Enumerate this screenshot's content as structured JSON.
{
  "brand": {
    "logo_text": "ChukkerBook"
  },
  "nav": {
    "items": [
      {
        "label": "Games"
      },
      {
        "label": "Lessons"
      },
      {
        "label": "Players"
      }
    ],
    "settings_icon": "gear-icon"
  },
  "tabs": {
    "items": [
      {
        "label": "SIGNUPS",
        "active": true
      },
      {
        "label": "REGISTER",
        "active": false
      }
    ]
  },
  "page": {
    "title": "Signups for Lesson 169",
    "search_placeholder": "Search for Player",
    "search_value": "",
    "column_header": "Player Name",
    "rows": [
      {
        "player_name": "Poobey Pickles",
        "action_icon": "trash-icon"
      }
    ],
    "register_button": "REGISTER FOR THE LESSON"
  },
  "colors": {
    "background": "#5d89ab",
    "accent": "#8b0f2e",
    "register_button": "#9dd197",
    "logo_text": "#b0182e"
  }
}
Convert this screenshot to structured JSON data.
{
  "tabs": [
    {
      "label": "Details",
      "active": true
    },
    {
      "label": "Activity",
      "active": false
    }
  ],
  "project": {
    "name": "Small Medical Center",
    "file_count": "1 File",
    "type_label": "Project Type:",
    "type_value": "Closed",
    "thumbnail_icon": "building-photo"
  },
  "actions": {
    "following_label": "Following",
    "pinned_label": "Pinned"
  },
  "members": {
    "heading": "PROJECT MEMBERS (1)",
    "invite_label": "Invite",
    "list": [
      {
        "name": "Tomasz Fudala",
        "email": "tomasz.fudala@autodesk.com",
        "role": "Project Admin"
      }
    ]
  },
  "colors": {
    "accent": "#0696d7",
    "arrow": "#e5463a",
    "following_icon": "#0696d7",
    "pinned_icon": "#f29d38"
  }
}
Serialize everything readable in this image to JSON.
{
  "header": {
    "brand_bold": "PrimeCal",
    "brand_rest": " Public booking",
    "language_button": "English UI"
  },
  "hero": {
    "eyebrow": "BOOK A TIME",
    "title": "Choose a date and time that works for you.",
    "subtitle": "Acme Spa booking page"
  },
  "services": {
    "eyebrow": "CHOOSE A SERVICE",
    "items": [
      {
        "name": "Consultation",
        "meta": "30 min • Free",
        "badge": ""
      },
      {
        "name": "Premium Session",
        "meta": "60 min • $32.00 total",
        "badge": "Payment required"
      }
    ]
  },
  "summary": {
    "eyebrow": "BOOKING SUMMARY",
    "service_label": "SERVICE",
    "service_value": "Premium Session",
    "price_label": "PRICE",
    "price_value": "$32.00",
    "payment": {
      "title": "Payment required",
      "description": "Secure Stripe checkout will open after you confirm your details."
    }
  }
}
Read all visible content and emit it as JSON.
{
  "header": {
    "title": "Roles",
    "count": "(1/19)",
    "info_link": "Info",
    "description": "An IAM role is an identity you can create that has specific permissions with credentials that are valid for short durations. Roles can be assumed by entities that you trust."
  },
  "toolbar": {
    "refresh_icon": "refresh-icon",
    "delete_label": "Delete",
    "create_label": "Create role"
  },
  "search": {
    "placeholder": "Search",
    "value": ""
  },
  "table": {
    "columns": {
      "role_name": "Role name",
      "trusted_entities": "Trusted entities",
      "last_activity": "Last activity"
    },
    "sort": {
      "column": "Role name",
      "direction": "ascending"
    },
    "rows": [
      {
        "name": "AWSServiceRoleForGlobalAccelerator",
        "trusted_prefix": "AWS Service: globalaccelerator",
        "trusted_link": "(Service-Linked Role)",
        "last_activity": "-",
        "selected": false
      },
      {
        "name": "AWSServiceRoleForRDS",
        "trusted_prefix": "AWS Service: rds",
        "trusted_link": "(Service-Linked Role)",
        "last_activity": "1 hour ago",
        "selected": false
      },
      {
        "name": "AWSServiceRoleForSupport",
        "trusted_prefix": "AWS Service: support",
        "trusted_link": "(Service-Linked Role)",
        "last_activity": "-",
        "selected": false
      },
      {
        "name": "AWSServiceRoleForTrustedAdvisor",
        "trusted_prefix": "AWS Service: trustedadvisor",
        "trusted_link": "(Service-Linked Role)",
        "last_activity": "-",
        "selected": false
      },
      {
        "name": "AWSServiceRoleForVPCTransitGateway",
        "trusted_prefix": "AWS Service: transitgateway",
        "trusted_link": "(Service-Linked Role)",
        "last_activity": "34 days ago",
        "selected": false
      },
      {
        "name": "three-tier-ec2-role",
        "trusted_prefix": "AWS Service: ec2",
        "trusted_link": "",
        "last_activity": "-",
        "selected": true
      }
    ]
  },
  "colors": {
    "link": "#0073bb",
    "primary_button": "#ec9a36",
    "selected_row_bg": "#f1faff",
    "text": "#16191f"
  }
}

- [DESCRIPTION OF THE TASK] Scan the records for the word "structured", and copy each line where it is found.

- [REPLY TO THE EXERCISE]
Enumerate this screenshot's content as structured JSON.
Convert this screenshot to structured JSON data.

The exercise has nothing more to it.